Distance from Delhi: 3,384 km
Time difference: None
Following up on our humble success with the Padosi Post series we kicked off with Kathmandu, let’s turn the lens from the mountains straight down into the sea and a teardrop-shaped island.
Much like our own South Indian backyard, Sri Lanka’s millennials have been doing exceptionally well as tech entrepreneurs. They’ve carved their own niche amongst the diaspora elsewhere, but at ground level there is a realisation of being post-war children and artistic subcultures that try to make amends. Here’s a cool page to get you started on what’s happening at the surface.
1. Arty Musings
We’re not even entirely sure where Kala Pola fits in; it takes inspiration from the open-air fairs of Europe but has a lot more going on artistically. Imagine over 300 artists and sculptors congregated in one fair ground.
Another event that does the Sri Lankan capital proud is the Colombo Art Biennale, which is a perfect time to discover the city through curated walks and the who’s who of the youngest Sri Lankan artists.
2. Musically Yours: Festival To Festival
Colombo has always liked its rock. Long before EDM arrived in the nightclubs, the city’s very first rock music festival was held in the 1970s. Some of the country’s best hard rock bands were formed in Colombo and the legacy still continues.
Festivals to watch out for include the annual heavy metal festival Maelstrom organised by the alternative Awn Radio, the Colombo Jazz Festival at Galle Face Hotel, and the Galle Music Festival is another that has wider appeal, and such a stellar line-up of diverse local musicians that you might even want to make a trip specially for it.
3. Literature: Spoken Out Loud
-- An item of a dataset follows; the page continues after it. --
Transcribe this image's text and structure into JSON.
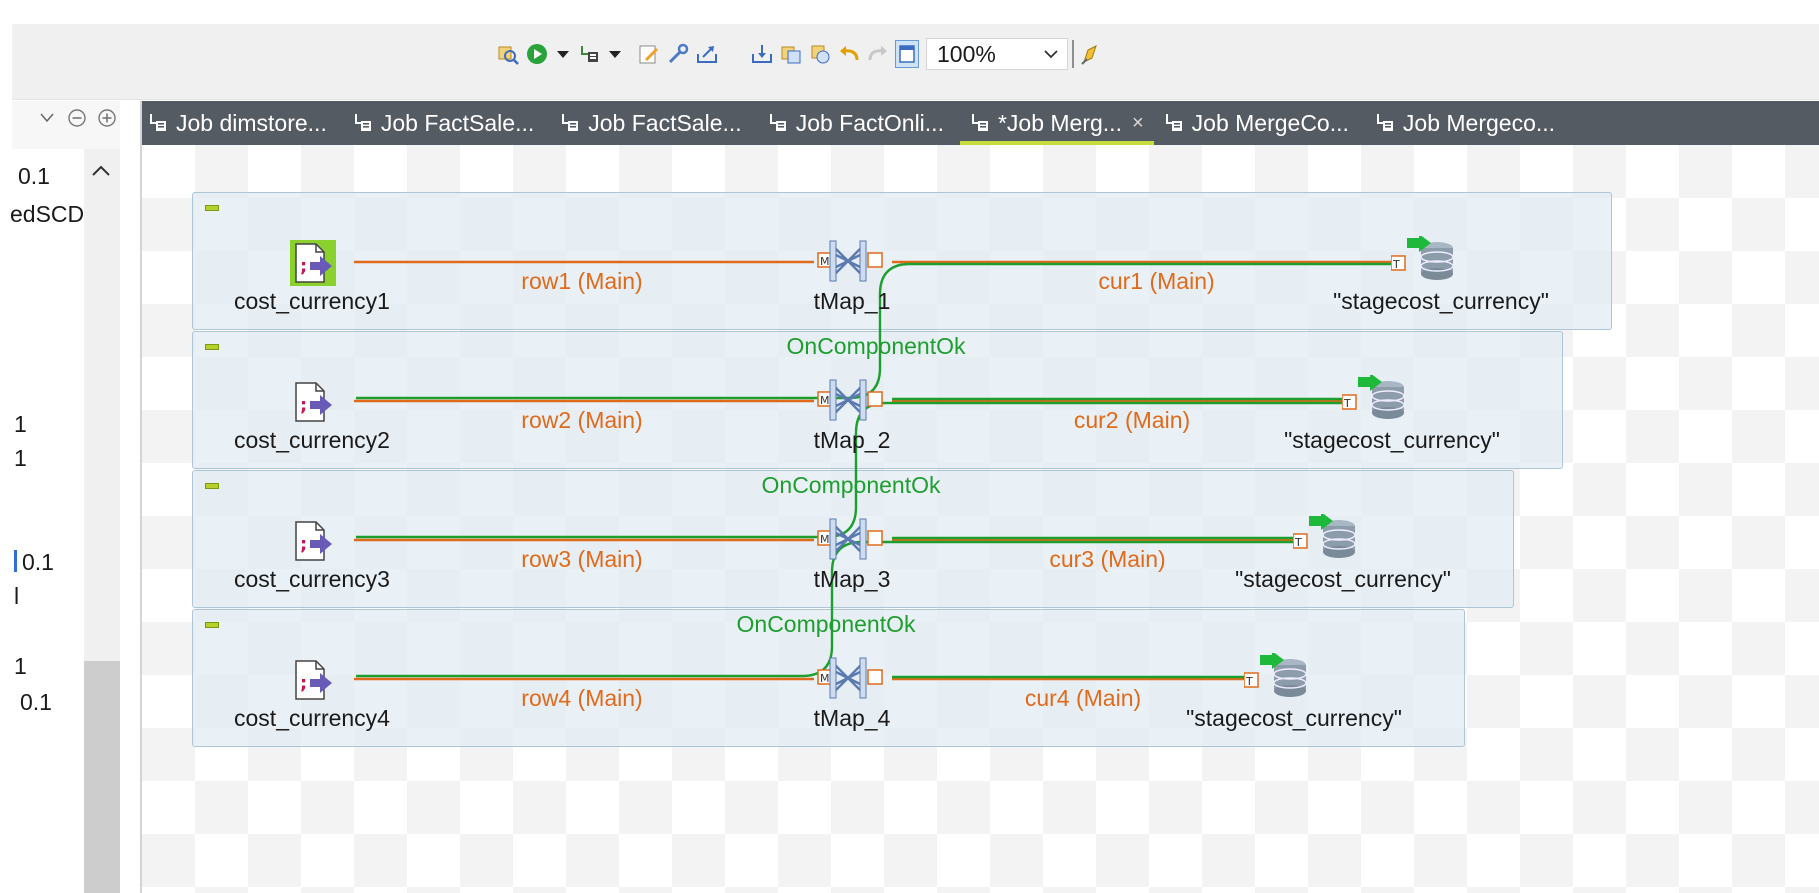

The city has a book fair worth reckoning; thousands show up at the annual Colombo International Book Fair. But what’s even more interesting is the spoken word scene.
Although relatively new, it has definitely picked up since a group called Colombo Poets started organising poetry slams. Poetry P’lau is another group that has regular meetups, and many of the poets who get up on stage have more restlessness and political awareness in their verse than your average millennial with a smartphone. These are the kind of grassroots level events that reveal more than the fancier Galle Literary Festival.
4. Getting Funny
You can’t take the jokes out. Nishant Ahmed, a 26-year-old copywriter who visited Colombo recently, came back impressed: “Sri Lankans are a hilarious lot. I remember getting sloshed at Rugby Club in Colombo Gymkhana and two of my Delhi friends tried getting aggressive with some locals. Instead of rightfully putting them back in place, those Colombo boys totally took the piss out of their Indian guests. And they did it so smartly we all hugged and parted ways in the night.”
Comedy is slowly but steadily beginning to go live across the city’s various coffee shops, and we look forward to some cool podcasts from these rising stars on the their side of the sea.